Newts are waking up now. They've spent the winter on dry land, either under a stone, under a log or in a compost heap, and now the mature adult newts will be heading back to their breeding ponds.
The photo shows the rarest of our three native newt species - the Great Crested Newt. You can recognise the Great Crested Newt by its bumpy skin. In fact it's often referred to as the "warty newt".
The skin contains special glands which release a foul tasting irritant. This gives the newt protection from predators which might otherwise eat it.
But foul tasting skin isn't the newts only party trick. In fact the newts body is packed with surprises. If they lose an arm or leg they have the abilty to regenerate a new one. This ability isn't just restricted to limbs either. Jaws, eyes, hearts, intestines, spinal cords can all be regenerated. Imagine the possibilities if we could identify the genes that regulate this activity and apply it to our own species. It gives a whole new definition to the concept of bodybuilding!
Newts are most active at night, so take a torch to a pond after dark to catch the action (note to kids - make sure you get permission from an adult first).
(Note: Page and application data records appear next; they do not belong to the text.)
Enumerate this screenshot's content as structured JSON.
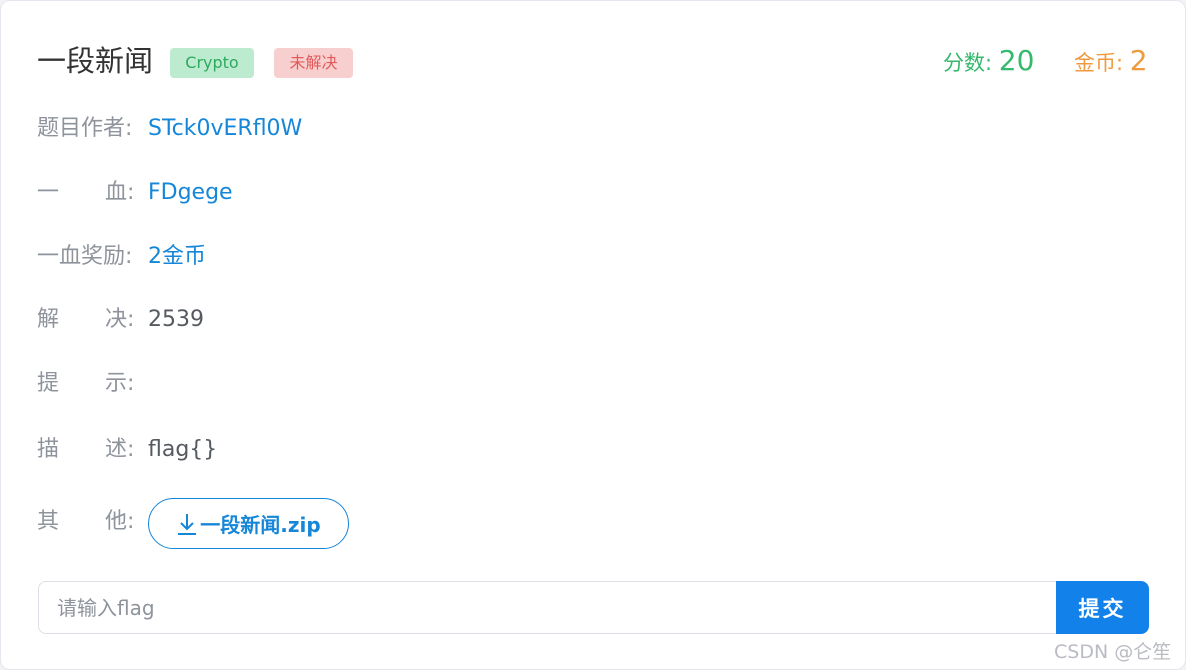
{
  "challenge": {
    "title": "一段新闻",
    "type_tag": "Crypto",
    "status_tag": "未解决",
    "score_label": "分数:",
    "score_value": "20",
    "coin_label": "金币:",
    "coin_value": "2"
  },
  "fields": {
    "author_label": "题目作者:",
    "author_value": "STck0vERfl0W",
    "first_blood_label_1": "一",
    "first_blood_label_2": "血:",
    "first_blood_value": "FDgege",
    "reward_label": "一血奖励:",
    "reward_value": "2金币",
    "solved_label_1": "解",
    "solved_label_2": "决:",
    "solved_value": "2539",
    "hint_label_1": "提",
    "hint_label_2": "示:",
    "hint_value": "",
    "desc_label_1": "描",
    "desc_label_2": "述:",
    "desc_value": "flag{}",
    "other_label_1": "其",
    "other_label_2": "他:",
    "attachment_name": "一段新闻.zip"
  },
  "flag_form": {
    "placeholder": "请输入flag",
    "value": "",
    "submit_label": "提交"
  },
  "watermark": "CSDN @仑笙",
  "colors": {
    "accent_blue": "#1686d8",
    "submit_blue": "#1282ea",
    "score_green": "#35b96c",
    "coin_orange": "#f09a3e",
    "tag_green_bg": "#bcebcf",
    "tag_red_bg": "#f8cfcf"
  },
  "icons": {
    "download": "download-icon"
  }
}
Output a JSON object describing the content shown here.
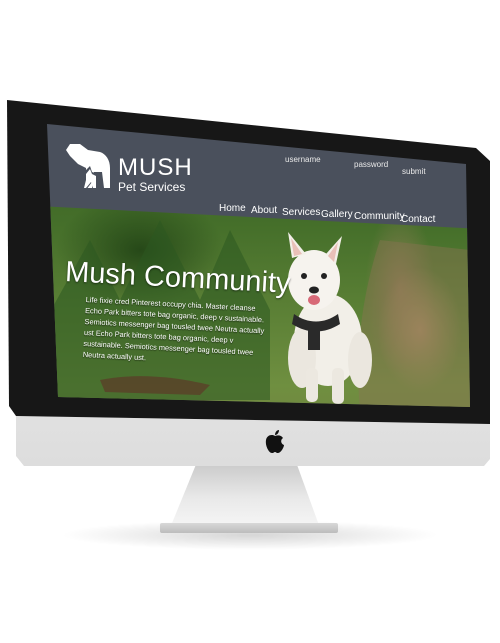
{
  "brand": {
    "name": "MUSH",
    "tagline": "Pet Services",
    "logo_icon": "dog-cat-silhouette-icon"
  },
  "login": {
    "username_placeholder": "username",
    "password_placeholder": "password",
    "submit_label": "submit"
  },
  "nav": {
    "items": [
      {
        "label": "Home"
      },
      {
        "label": "About"
      },
      {
        "label": "Services"
      },
      {
        "label": "Gallery"
      },
      {
        "label": "Community"
      },
      {
        "label": "Contact"
      }
    ]
  },
  "hero": {
    "title": "Mush Community",
    "body": "Life fixie cred Pinterest occupy chia. Master cleanse Echo Park bitters tote bag organic, deep v sustainable. Semiotics messenger bag tousled twee Neutra actually ust Echo Park bitters tote bag organic, deep v sustainable. Semiotics messenger bag tousled twee Neutra actually ust."
  },
  "device": {
    "logo_icon": "apple-logo-icon"
  },
  "colors": {
    "header_bg": "#4a505c",
    "bezel": "#171717",
    "text": "#ffffff"
  }
}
Because of its rarity the Great Crested Newt (and its ponds) have special legal protection. A licence is required to handle them.